Provided records:
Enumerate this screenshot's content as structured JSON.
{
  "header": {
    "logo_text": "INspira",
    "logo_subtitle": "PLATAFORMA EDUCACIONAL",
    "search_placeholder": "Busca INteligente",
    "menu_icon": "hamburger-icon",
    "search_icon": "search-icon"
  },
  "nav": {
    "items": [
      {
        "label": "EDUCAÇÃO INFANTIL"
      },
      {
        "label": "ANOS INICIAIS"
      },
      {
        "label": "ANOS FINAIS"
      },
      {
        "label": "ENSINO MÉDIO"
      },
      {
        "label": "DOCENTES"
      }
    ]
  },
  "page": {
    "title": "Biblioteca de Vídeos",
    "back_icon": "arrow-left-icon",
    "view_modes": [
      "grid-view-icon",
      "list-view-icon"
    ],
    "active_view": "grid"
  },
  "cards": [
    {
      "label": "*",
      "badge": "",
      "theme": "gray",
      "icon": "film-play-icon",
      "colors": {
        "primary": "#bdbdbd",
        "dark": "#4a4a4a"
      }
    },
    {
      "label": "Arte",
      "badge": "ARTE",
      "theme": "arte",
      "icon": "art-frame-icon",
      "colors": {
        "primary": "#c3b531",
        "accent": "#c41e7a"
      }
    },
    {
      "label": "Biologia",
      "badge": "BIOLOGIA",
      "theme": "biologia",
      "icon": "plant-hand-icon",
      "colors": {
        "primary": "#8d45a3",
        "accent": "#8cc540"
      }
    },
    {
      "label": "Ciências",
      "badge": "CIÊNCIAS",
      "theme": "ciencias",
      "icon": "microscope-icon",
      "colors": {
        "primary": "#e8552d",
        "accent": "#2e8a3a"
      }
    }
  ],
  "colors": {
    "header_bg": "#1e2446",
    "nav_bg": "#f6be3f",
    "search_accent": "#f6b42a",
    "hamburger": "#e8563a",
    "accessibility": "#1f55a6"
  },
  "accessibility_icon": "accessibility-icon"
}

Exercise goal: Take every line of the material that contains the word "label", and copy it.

Answer section:
        "label": "EDUCAÇÃO INFANTIL"
        "label": "ANOS INICIAIS"
        "label": "ANOS FINAIS"
        "label": "ENSINO MÉDIO"
        "label": "DOCENTES"
      "label": "*",
      "label": "Arte",
      "label": "Biologia",
      "label": "Ciências",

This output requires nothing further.